Videos of the executions indicated that US airstrikes against Islamic State forces in Iraq were the motivation. In the case of Haines, the militant group described the murder as “a message to America’s allies”.
Henning’s wife said her husband, a father of two, was only trying to do good in Syria.
“Alan is a peaceful and selfless man who left his family and his job as a taxi driver in the UK to drive a convoy to Syria with his Muslim colleagues and friends to help those most in need,” she said. declared in the declaration.
She expressed concern that her captors were not responding to her calls for her release.
“I tried to communicate with the Islamic State and the people who hold Alan. I sent very important messages but they did not receive a response.
In a filmed performance of aid worker David Hainesreleased last week, ISIS threatened to kill Henning if the United States continued its airstrikes targeting the group’s fighters in Iraq.
Islamic State has shown no regard in recent weeks for appeals from the families of its Western hostages.
Days before Foley’s murder was made public on August 19, his family sent a message to extremists, asking them to show mercy. But they never heard from them.
The week before The execution of Sotloff came to light, his mother posted a video imploring ISIS leader Abu Bakr al-Baghdadi not to kill him.
And news from Haines’ death came the same day his family issued a brief message to his captors through the UK Foreign Office.
She said her actions were an act of compassion.
“I pray that those holding Alan respond to my messages and contact me before it’s too late.
Prominent Muslim figures in the UK have also called for Henning’s release a video posted on YouTube in which they say that killing him is not permitted by Islamic law.
“Whatever your grievance against American or British foreign policy, executing this man is not the solution,” said Shaykh Haitham Al Haddad, judge at the Shariah Council in London. “We ask that you respect the Sharia which governs this case and release him immediately and unconditionally.”
The only non-Muslim
Henning, a father of two, was on his fourth trip to Syria with an aid convoy when he was abducted.
As part of the convoy stopped at the Turkish border, Henning – the only non-Muslim in the group – volunteered to cross into Syria with an advanced party of 10 people.
In a video shot that day, he explained part of his reason for answering the call for help. “It’s worth seeing that what’s needed actually gets where it needs to go,” he said before embracing a colleague.
Henning was kidnapped the next day.
Dr. Shameela Islam-Zulfiqar, a volunteer doctor who stayed behind the main part of the convoy at the Turkish border, said he received a phone call that Henning had been taken away by masked gunmen.
“We thought it was just a temporary measure, he being a non-Muslim and obviously English,” she said. “We thought they were going to interrogate him and let him go.”

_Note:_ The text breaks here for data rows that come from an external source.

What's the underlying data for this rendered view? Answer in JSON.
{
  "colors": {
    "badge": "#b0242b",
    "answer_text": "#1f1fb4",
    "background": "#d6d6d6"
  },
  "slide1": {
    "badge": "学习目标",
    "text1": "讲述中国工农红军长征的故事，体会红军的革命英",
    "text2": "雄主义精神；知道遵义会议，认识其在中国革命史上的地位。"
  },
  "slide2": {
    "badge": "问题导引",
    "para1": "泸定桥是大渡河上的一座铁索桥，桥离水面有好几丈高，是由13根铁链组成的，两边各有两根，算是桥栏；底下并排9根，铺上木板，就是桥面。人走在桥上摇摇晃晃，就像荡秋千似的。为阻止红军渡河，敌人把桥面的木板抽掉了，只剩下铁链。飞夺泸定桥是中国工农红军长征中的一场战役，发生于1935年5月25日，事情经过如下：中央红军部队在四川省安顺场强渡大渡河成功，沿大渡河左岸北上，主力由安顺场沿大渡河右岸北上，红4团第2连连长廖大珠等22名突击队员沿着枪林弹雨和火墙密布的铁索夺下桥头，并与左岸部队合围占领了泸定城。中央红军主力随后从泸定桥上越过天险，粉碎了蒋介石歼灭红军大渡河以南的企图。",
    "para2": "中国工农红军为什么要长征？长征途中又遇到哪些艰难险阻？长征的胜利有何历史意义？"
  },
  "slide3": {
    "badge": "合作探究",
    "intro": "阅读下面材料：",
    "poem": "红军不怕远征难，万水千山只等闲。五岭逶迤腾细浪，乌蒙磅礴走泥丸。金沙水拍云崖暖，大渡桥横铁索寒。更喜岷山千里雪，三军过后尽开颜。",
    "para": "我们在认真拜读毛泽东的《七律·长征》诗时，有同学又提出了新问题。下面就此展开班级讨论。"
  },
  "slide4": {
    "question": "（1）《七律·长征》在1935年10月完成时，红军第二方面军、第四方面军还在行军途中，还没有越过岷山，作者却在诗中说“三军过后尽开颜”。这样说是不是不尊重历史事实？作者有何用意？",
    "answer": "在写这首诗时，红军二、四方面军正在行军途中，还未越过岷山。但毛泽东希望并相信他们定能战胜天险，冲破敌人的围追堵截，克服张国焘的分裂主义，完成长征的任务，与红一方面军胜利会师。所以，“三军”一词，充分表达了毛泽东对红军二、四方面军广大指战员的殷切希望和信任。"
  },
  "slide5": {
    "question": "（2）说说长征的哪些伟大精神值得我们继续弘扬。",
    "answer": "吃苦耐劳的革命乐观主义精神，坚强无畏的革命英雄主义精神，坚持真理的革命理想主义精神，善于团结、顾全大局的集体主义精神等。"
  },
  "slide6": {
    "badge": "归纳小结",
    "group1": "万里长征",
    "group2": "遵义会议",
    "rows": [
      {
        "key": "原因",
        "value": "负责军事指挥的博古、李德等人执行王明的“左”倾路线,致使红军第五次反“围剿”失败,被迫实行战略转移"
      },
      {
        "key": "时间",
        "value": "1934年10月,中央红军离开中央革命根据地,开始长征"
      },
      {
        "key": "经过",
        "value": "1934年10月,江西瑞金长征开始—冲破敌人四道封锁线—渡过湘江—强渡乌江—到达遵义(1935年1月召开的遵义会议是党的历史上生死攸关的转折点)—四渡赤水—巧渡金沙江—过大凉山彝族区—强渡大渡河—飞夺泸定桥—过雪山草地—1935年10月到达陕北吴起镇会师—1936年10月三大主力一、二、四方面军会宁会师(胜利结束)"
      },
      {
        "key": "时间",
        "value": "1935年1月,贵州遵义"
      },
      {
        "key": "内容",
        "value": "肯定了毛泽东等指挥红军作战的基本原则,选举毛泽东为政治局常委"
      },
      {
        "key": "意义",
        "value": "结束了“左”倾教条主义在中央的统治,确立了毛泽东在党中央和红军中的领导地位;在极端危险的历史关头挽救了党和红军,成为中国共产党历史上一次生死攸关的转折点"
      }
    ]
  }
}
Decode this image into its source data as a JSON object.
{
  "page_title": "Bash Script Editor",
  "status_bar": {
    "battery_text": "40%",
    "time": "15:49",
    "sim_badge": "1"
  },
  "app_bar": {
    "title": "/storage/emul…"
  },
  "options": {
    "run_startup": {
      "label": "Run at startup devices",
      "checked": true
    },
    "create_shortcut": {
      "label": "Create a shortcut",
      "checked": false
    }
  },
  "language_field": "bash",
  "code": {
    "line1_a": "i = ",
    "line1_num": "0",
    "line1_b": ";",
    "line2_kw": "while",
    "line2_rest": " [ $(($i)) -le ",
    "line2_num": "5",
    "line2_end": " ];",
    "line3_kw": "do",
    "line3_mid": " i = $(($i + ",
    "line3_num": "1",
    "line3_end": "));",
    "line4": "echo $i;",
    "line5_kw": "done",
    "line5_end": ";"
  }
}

The other members of the convoy thought “they were just going to question him more and then they would let him go,” she said. But amid clashes between ISIS and rival rebel factions in the region, that has not happened.
“He is not guilty”
Now Islam-Zulfiqar says she has a message for the people holding Henning.
“As your sister in Islam, I implore and plead with you: please spare the life of this innocent man,” she said. “He is not part of your fight. He is not responsible for the actions of the Western governments you are fighting against.
CAGE, a Muslim-led human rights group in London, also called for Henning’s immediate release, saying he was not involved in any hostility against Muslims.
But unlike other appeal groups, CAGE called on the UK government to negotiate with the hostage takers.
Asim Qureshi, CAGE’s research director, told CNN on Sunday that the release of Turkish and mainland European hostages through negotiations “should act as a wake-up call for the British government.”
He‘is called ‘Gadget’
Islam-Zulfiqar said other members of the convoy gave Henning the affectionate nickname “Gadget”, for his love of all things technical.
“He’s really the fix-it guy,” she told CNN.
In Henning’s hometown of Eccles in northern England, supporters tied yellow ribbons to lampposts and road signs. None of his co-workers at the taxi company nor any of the neighbors on his street were willing to speak to the media.
Islam-Zulfiqar says the situation is really difficult: “We know that time is running out.
When asked how people should think of Henning in this hour of need, she mentioned his smile, his concern for those around him, and “his beautiful, beautiful heart of gold.”